All I need’s a blank screen
& one fuckable font,

one I could go to bed with,
& a window in the woods

where my reflection blurs
the trees. Damn it, Donald Trump

is President. Thursday night
& I’m dancing in my room.

A housemate plays banjo down the hall.
We’re in the South, so our bodies loom large

like the trees. Sometimes I think I never left,
though I was gone one pirouette

around the sun. Long enough for the compost
to turn twice over, for the potato’s eyes

to gaze down. A year ago I headed west,
flung my arms open to the Pacific,

tossed my lead heart to the sea.
Now every time I touch myself in the dark,

I imagine heat to be the molasses
of our bodies. Sometimes I touch

my shadow on the wall & ride
my pillow straight into the sunset.





Margaret Ann Graber is a poet from the Midwest. She holds an MFA from Southern Illinois University and a BA from Indiana University. She has received grants and fellowships from The Barbara Deming Memorial Fund and the Luminaries Cultural Foundation.

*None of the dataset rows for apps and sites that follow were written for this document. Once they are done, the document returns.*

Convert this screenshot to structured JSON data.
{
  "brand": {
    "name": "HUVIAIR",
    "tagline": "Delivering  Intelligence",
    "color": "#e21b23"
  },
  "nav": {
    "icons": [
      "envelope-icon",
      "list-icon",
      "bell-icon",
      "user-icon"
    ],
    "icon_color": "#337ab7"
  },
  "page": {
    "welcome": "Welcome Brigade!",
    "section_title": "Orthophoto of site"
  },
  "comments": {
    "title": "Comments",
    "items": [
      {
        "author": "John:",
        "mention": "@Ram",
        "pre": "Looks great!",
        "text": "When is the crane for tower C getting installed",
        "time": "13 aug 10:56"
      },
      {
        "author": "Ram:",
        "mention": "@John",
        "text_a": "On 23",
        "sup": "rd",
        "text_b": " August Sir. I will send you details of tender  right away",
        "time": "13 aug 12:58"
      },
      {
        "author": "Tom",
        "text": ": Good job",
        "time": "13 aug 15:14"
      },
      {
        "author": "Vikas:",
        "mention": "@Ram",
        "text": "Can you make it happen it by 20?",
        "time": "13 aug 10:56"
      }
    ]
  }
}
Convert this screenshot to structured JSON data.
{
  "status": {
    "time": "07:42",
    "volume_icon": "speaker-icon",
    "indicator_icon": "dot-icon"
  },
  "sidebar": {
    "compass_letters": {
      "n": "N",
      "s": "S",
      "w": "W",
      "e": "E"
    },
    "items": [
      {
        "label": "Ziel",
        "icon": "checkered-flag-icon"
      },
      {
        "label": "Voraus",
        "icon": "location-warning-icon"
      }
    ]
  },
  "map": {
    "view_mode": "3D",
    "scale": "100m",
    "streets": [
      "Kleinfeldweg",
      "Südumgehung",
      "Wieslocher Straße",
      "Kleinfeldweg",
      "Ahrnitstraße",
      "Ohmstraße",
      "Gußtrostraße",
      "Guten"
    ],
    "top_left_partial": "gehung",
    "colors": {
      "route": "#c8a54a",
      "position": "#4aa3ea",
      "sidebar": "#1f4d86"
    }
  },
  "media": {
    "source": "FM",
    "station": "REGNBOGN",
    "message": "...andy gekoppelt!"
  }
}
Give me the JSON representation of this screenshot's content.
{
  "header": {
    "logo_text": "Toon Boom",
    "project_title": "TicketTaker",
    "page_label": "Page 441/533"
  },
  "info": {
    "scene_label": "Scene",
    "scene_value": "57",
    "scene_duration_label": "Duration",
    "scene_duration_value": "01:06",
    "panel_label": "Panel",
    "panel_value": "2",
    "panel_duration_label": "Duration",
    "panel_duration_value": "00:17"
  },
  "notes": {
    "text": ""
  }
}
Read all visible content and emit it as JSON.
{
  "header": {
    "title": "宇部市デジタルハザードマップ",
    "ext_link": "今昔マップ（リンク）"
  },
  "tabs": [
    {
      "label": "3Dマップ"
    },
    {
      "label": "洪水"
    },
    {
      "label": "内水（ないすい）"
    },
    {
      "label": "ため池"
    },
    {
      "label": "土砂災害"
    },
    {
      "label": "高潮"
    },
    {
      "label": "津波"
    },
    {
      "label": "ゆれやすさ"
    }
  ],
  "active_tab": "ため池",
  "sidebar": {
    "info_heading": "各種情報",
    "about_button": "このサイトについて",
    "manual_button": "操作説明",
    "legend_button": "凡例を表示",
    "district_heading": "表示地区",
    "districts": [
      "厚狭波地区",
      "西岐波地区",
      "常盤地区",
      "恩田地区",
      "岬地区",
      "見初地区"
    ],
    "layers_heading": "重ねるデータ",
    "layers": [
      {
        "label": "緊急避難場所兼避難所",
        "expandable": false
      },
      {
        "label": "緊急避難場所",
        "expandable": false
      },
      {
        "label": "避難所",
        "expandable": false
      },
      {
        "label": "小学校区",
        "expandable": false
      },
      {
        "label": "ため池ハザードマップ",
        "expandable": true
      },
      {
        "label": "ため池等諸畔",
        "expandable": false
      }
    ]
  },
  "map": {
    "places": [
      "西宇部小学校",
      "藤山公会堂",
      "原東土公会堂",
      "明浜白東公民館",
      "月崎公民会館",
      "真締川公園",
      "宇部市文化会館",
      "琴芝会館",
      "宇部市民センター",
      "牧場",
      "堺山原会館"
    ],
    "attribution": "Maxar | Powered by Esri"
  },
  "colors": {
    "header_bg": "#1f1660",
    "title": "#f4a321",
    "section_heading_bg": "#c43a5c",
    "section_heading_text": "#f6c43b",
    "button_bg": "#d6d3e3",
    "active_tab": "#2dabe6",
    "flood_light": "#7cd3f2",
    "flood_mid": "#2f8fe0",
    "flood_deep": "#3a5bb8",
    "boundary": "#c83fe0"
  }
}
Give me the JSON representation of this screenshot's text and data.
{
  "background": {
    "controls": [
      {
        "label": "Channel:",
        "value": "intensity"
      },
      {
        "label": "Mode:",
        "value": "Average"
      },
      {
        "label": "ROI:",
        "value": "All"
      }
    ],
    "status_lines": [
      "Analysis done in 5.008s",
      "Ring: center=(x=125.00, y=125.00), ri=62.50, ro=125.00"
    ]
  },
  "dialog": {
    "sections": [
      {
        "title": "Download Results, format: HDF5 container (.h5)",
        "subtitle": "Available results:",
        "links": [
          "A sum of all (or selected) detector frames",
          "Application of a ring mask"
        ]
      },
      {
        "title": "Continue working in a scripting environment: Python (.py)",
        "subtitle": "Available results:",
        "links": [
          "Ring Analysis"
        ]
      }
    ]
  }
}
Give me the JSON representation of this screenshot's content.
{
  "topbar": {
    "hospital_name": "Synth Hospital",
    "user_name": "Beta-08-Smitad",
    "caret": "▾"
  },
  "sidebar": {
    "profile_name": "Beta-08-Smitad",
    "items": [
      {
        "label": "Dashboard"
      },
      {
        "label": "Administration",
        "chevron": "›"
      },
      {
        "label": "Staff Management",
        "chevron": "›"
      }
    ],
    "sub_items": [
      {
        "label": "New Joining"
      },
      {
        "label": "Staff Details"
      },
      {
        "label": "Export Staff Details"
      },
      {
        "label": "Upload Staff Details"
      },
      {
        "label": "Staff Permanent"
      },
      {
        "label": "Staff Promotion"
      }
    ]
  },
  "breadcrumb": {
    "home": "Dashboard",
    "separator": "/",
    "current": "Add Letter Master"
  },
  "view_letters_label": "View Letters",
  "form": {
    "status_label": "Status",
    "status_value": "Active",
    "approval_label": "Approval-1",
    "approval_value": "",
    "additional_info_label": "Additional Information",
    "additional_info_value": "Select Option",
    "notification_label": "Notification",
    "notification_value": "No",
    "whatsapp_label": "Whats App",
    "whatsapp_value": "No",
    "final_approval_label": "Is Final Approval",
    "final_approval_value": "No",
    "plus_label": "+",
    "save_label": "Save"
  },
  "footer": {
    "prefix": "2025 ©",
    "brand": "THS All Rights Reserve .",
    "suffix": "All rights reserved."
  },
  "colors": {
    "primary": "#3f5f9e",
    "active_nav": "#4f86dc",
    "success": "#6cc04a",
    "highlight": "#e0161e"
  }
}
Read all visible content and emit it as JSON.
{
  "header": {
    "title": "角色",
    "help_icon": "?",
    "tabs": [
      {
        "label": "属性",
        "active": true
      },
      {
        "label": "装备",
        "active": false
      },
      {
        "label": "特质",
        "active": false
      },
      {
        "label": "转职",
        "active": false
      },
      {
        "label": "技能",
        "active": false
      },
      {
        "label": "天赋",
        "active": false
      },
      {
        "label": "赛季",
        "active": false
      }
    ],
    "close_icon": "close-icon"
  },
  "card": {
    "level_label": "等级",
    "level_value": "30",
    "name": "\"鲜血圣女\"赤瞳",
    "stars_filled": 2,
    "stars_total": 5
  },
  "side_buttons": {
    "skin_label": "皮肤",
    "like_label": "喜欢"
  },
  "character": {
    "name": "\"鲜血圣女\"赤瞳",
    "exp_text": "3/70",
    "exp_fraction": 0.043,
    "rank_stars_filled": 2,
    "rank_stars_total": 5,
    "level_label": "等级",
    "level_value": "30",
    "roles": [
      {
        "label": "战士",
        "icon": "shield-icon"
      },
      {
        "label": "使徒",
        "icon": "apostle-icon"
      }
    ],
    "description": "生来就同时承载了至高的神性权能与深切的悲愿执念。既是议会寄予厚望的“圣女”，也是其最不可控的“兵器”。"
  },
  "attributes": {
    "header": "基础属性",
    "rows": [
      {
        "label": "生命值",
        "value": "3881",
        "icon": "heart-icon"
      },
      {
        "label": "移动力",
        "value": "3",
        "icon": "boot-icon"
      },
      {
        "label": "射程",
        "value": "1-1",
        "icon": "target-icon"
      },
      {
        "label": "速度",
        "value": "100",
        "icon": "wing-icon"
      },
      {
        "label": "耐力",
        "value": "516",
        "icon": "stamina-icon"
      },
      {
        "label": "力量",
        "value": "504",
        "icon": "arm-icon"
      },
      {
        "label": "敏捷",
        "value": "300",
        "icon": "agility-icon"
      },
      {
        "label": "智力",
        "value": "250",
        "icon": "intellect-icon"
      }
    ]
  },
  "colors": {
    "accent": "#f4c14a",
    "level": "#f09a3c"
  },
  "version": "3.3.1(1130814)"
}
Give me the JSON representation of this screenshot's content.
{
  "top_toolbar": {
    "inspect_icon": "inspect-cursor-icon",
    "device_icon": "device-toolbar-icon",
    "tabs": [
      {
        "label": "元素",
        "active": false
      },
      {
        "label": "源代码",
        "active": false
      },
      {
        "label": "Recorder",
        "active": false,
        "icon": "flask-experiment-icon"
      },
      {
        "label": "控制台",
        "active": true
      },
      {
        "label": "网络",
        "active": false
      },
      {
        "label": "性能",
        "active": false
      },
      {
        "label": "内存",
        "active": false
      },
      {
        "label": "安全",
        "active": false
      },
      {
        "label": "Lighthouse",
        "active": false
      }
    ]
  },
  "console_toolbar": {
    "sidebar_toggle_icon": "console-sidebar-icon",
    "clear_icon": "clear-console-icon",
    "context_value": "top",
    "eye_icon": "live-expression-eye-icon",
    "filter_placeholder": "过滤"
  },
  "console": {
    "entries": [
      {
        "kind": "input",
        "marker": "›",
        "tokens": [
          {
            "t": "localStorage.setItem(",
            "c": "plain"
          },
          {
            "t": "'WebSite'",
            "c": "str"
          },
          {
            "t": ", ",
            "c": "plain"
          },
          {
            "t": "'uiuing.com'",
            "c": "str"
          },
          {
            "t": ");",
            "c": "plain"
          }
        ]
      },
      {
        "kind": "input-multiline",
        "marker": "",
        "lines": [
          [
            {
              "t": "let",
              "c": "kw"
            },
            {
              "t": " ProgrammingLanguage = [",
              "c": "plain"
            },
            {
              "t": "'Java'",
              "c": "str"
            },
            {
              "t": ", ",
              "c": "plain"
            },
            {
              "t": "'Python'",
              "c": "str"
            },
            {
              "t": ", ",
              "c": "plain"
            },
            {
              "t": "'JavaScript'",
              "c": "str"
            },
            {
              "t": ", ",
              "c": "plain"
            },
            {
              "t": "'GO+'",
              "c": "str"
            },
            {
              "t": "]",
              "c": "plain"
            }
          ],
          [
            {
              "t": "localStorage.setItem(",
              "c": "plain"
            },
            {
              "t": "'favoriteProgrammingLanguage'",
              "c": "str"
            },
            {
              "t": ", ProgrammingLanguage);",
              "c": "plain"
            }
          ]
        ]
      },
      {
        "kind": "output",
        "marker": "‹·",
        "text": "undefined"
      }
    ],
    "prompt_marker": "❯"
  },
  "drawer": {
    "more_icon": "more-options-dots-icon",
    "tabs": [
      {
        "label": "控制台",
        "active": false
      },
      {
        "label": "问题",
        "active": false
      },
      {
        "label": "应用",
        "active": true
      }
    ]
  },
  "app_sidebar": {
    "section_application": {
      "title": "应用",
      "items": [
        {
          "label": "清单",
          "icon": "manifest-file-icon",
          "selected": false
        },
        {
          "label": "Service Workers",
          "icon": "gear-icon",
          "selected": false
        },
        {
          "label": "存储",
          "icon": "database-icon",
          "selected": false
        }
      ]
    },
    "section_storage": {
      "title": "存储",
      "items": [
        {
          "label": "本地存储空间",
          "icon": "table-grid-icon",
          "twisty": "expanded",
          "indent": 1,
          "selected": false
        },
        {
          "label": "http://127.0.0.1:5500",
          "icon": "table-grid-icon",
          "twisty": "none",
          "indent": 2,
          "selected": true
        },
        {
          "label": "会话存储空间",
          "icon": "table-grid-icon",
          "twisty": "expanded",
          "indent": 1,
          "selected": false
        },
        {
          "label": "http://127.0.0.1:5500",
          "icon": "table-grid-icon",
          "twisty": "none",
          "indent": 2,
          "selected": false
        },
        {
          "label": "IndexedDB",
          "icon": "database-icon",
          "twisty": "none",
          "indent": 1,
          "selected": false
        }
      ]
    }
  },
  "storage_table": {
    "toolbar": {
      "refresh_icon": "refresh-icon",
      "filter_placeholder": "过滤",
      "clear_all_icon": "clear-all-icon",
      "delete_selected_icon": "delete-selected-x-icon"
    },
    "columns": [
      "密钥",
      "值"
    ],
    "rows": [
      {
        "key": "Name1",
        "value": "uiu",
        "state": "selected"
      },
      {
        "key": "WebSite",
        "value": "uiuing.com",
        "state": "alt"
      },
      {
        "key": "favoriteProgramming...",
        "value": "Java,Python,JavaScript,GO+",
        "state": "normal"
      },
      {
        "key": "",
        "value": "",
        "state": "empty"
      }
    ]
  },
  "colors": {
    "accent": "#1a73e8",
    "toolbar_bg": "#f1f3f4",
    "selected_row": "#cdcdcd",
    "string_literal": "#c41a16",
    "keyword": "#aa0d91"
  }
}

Her poems have appeared or are forthcoming in The Louisville Review, Southern Indiana Review, The Adroit Journal, Pittsburgh Poetry Review, Hobart, and elsewhere. Find her online at